ANAHEIM, Calif. (AP) — Billy Eppler has emphasized the Los Angeles Angels’ many positive attributes since the day he took over as their general manager last October.
And nothing in baseball is much better than havingMike Trout in center field every day.
Eppler also realizes he has plenty of work to do to make sure the Angels don’t waste too many more years of Trout’s prodigious talent watching the World Series from home.
“There’s a core group of guys here that are young, and there are older, established star players,” Eppler said. “That’s a good foundation to build a championship-caliber club around.”
After missing the playoffs on the final day of last season, the Angels open the new year against the powerhouse Chicago Cubs on Monday night with dreams of being a contender in the tough AL West. It’s tough to tell whether this patchwork roster of aging veterans and precious little blue-chip talent can pull it off, but anything seems possible with Trout.
The Angels had the best record in baseball in 2014, and they had the best record of last season’s non-playoff teams. None of that success has translated into October memories for Trout, the 2014 AL MVP and the second-place finisher in the voting three other times.
Trout will turn 25 this summer before he wins his first playoff game, and it’s difficult to tell whether the Angels’ roster can compete with defending AL West champion Texas, up-and-coming Houston and much-improved Seattle.
Trout remains optimistic about his teammates and their abilities, but the Angels aren’t a popular pick to end his playoff drought this season.
Here are some things to watch when manager Mike Scioscia opens his 17th season in charge in Anaheim:
HEALTHY MONSTER: Albert Pujols appears to be ready for opening day after offseason surgery on his right foot. Once considered a long shot to be ready for the start of the season, Pujols played in the field this week and made plate appearances throughout Cactus League play. If the $240 million man is close to full strength in April, the Angels won’t be missing one important piece of their lineup.
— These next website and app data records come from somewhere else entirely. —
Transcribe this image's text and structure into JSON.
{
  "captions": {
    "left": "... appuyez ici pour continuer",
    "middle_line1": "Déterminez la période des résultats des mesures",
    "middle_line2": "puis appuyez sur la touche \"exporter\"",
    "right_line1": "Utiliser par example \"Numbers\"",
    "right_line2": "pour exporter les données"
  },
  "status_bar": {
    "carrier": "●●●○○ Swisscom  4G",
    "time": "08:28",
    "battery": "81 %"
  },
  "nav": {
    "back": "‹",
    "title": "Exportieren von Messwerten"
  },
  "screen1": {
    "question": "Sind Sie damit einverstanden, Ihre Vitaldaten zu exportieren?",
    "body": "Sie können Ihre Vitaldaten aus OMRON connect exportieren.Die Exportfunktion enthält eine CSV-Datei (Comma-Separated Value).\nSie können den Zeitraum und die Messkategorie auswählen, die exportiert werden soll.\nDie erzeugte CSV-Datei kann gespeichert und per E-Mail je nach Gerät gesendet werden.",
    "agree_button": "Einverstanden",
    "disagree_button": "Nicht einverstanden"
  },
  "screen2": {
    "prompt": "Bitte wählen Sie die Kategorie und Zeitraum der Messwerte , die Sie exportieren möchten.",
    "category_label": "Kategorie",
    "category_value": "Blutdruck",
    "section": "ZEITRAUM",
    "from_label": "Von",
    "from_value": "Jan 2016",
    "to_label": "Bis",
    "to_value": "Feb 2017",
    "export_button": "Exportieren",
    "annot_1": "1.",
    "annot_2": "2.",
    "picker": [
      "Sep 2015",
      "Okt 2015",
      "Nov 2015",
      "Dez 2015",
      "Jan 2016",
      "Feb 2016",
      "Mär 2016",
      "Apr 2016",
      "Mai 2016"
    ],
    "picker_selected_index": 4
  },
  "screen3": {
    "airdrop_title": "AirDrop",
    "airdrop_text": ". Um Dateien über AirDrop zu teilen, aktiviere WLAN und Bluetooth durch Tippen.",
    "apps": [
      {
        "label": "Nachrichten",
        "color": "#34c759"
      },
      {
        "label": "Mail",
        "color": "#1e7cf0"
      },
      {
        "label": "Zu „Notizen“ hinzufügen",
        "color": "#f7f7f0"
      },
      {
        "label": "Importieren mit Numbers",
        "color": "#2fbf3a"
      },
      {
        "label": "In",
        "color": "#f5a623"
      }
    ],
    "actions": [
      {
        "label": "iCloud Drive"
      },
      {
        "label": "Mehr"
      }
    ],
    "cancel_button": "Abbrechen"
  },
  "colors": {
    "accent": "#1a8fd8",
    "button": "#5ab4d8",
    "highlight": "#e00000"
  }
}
ROTATE: Garrett Richards is slated to take the mound on opening day, cementing his status as the Angels’ ace after two strong seasons with a full-time starting job. The rest of the rotation is fluid, and it won’t be settled until C.J. Wilson and Tyler Skaggsreturn from injuries. Andrew Heaney and Hector Santiago will get regular turns early, while Matt Shoemaker is likely to be the fifth starter. And then there’s Jered Weaver, the Angels’ longtime ace whose game declined precipitously last season. After an up-and-down spring, he’s expected to be in the rotation to start the final year of his deal — but if he can’t get outs, the Angels might have to move on.
UP THE MIDDLE: After several seasons with Howie Kendrick and Erick Aybarmanning the middle of the infield, the Angels traded Kendrick before last year and Aybar after the season. The new double-play combination is shortstop Andrelton Simmons, arguably the best fielder in baseball, and second baseman Johnny Giavotella, who won the job last spring and surprisingly kept it all year long. The Angels hope Simmons’ defense and Giavotella’s exuberant offense are a suitable replacement for their longtime core.
OUT OF LEFT FIELD: Josh Hamilton still looms large in left field at Angel Stadium a year after his departure. Still smarting from the lavish deal given to Hamilton, the Angels decided not to sign a top-notch free agent to fill the biggest gap in their lineup, instead attempting to patch it with veterans Daniel Nava and Craig Gentry. It seemed like a penurious platoon — until Nava (.462) and Gentry (.326) both had excellent springs.
LITTLE HELP: The Angels’ payroll is stretched to the luxury tax threshold, what with Hamilton’s massive payouts still on the books, and they’re unlikely to get much midseason help from a farm system frequently rated the worst in the majors. The Angels will have more money to spend next winter, but Eppler isn’t ready to condemn his predecessors’ scouting work just yet: “We’re going to watch the guys actually perform. I want to have some time to actually evaluate the players.”